:: DATA RECORDS

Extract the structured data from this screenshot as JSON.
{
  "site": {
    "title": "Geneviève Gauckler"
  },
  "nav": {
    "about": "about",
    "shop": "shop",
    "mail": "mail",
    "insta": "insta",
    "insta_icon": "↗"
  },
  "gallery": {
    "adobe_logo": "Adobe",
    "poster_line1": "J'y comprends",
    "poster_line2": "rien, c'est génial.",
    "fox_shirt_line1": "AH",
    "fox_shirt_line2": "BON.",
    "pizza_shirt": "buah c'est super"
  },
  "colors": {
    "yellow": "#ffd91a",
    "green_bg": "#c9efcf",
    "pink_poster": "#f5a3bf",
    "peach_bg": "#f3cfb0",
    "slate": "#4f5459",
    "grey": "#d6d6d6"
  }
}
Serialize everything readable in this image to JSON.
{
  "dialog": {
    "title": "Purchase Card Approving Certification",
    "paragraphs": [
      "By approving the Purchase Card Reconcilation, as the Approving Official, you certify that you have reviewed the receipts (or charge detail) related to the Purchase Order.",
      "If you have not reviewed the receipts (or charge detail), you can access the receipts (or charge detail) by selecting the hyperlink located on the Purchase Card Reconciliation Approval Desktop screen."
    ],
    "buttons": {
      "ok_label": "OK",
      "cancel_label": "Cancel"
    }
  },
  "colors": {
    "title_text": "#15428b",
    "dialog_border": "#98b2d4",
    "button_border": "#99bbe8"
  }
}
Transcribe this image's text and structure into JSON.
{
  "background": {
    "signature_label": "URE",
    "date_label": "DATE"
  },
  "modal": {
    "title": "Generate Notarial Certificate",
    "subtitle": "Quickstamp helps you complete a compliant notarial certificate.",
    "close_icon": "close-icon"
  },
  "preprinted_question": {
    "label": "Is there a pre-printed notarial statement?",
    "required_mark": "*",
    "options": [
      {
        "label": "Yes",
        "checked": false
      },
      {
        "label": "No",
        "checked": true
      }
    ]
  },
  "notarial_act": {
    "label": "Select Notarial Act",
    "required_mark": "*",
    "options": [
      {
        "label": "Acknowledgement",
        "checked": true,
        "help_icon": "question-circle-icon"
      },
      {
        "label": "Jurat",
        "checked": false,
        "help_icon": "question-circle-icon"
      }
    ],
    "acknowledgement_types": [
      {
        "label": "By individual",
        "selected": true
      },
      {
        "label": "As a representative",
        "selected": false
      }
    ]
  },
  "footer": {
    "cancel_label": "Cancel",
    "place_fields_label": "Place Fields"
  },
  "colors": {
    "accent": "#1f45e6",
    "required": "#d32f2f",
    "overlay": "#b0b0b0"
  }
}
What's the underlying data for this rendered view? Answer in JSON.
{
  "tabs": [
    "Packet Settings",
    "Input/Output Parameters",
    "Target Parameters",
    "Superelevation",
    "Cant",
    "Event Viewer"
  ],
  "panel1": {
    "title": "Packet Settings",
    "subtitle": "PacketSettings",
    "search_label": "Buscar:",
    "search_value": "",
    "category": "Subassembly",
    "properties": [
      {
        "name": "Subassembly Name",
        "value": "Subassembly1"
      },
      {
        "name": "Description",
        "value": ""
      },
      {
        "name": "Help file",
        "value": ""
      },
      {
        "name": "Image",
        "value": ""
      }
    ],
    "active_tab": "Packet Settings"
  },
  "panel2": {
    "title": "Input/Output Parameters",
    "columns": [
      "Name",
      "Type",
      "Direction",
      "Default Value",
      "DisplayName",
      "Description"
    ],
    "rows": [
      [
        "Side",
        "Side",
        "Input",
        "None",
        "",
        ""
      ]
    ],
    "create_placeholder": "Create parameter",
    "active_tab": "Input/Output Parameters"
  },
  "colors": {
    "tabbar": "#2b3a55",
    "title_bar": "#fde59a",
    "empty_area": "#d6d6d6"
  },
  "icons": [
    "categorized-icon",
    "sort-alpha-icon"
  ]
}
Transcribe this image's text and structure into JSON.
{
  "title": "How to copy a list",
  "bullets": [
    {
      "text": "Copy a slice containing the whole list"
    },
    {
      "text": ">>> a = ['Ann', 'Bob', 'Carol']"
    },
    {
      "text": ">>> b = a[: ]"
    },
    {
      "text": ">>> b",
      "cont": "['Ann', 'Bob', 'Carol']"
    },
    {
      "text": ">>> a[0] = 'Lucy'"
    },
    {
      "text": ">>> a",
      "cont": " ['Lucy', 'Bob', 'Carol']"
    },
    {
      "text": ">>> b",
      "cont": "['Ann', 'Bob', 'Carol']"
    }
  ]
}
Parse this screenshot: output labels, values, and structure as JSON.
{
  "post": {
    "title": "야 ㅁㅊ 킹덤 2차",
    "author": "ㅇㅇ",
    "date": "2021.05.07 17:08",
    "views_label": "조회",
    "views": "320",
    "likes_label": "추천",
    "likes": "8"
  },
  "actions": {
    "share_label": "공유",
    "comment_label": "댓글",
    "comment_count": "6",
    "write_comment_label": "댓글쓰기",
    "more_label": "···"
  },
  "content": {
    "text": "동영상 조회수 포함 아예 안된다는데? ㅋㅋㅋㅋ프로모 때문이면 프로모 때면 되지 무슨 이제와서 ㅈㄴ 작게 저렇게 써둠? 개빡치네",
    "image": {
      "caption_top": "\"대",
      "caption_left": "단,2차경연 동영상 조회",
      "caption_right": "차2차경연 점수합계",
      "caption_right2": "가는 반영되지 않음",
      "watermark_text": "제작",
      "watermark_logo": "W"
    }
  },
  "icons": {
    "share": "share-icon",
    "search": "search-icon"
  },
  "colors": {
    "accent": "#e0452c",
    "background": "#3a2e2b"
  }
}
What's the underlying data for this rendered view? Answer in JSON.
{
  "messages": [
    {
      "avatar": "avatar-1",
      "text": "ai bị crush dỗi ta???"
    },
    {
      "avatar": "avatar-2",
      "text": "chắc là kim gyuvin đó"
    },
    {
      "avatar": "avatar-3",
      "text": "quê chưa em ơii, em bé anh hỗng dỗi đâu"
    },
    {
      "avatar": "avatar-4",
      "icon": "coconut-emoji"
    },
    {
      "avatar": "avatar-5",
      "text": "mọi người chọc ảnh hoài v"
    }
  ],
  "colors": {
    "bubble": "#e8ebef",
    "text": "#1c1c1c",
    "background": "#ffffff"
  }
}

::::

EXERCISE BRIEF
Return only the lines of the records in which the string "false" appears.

ANSWER TO THIS PROBLEM
        "checked": false
        "checked": false,
        "selected": false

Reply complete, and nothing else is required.